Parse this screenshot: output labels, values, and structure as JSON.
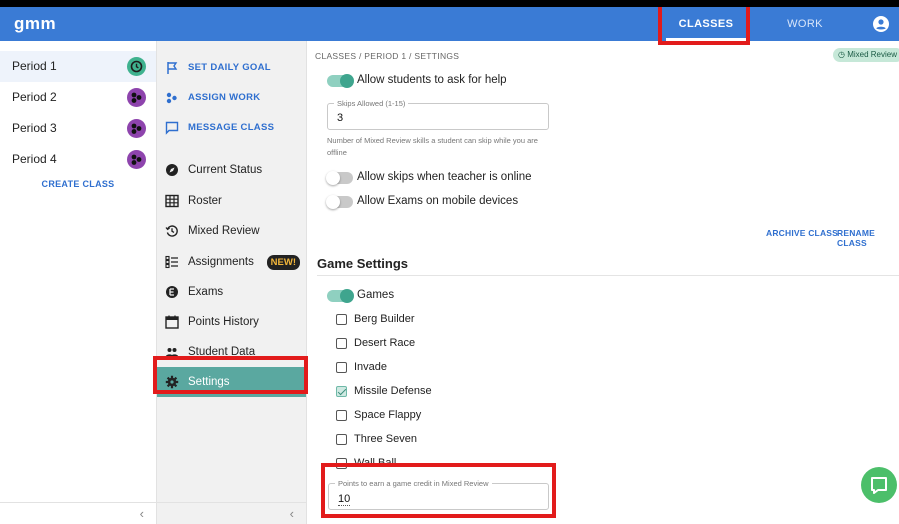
{
  "app": {
    "logo": "gmm",
    "nav": {
      "classes": "CLASSES",
      "work": "WORK"
    }
  },
  "periods": [
    {
      "label": "Period 1",
      "active": true
    },
    {
      "label": "Period 2",
      "active": false
    },
    {
      "label": "Period 3",
      "active": false
    },
    {
      "label": "Period 4",
      "active": false
    }
  ],
  "create_class": "CREATE CLASS",
  "menu": {
    "set_daily_goal": "SET DAILY GOAL",
    "assign_work": "ASSIGN WORK",
    "message_class": "MESSAGE CLASS",
    "current_status": "Current Status",
    "roster": "Roster",
    "mixed_review": "Mixed Review",
    "assignments": "Assignments",
    "new_badge": "NEW!",
    "exams": "Exams",
    "points_history": "Points History",
    "student_data": "Student Data",
    "settings": "Settings"
  },
  "main": {
    "breadcrumb": "CLASSES / PERIOD 1 / SETTINGS",
    "mode_badge": "Mixed Review",
    "allow_help": {
      "label": "Allow students to ask for help",
      "on": true
    },
    "skips_field": {
      "label": "Skips Allowed (1-15)",
      "value": "3"
    },
    "skips_help": "Number of Mixed Review skills a student can skip while you are offline",
    "allow_skips_online": {
      "label": "Allow skips when teacher is online",
      "on": false
    },
    "allow_exams_mobile": {
      "label": "Allow Exams on mobile devices",
      "on": false
    },
    "archive_class": "ARCHIVE CLASS",
    "rename_class": "RENAME CLASS",
    "game_settings_title": "Game Settings",
    "games_toggle": {
      "label": "Games",
      "on": true
    },
    "games": [
      {
        "label": "Berg Builder",
        "checked": false
      },
      {
        "label": "Desert Race",
        "checked": false
      },
      {
        "label": "Invade",
        "checked": false
      },
      {
        "label": "Missile Defense",
        "checked": true
      },
      {
        "label": "Space Flappy",
        "checked": false
      },
      {
        "label": "Three Seven",
        "checked": false
      },
      {
        "label": "Wall Ball",
        "checked": false
      }
    ],
    "points_field": {
      "label": "Points to earn a game credit in Mixed Review",
      "value": "10"
    }
  },
  "colors": {
    "topbar": "#3a7bd5",
    "accent_link": "#2f6fcf",
    "selected_menu": "#5aa8a0",
    "toggle_on": "#3fa58e",
    "highlight": "#e21b1b",
    "chat": "#4cbf6a"
  },
  "icons": {
    "account": "account-circle-icon",
    "flag": "flag-icon",
    "assign": "people-dots-icon",
    "message": "message-icon",
    "status": "compass-icon",
    "roster": "grid-icon",
    "history": "history-icon",
    "assignments": "list-icon",
    "exams": "exam-icon",
    "calendar": "calendar-icon",
    "people": "people-icon",
    "gear": "gear-icon",
    "chat": "chat-icon"
  }
}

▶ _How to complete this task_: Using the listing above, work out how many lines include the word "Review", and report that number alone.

▶ _Solution to this problem_: 4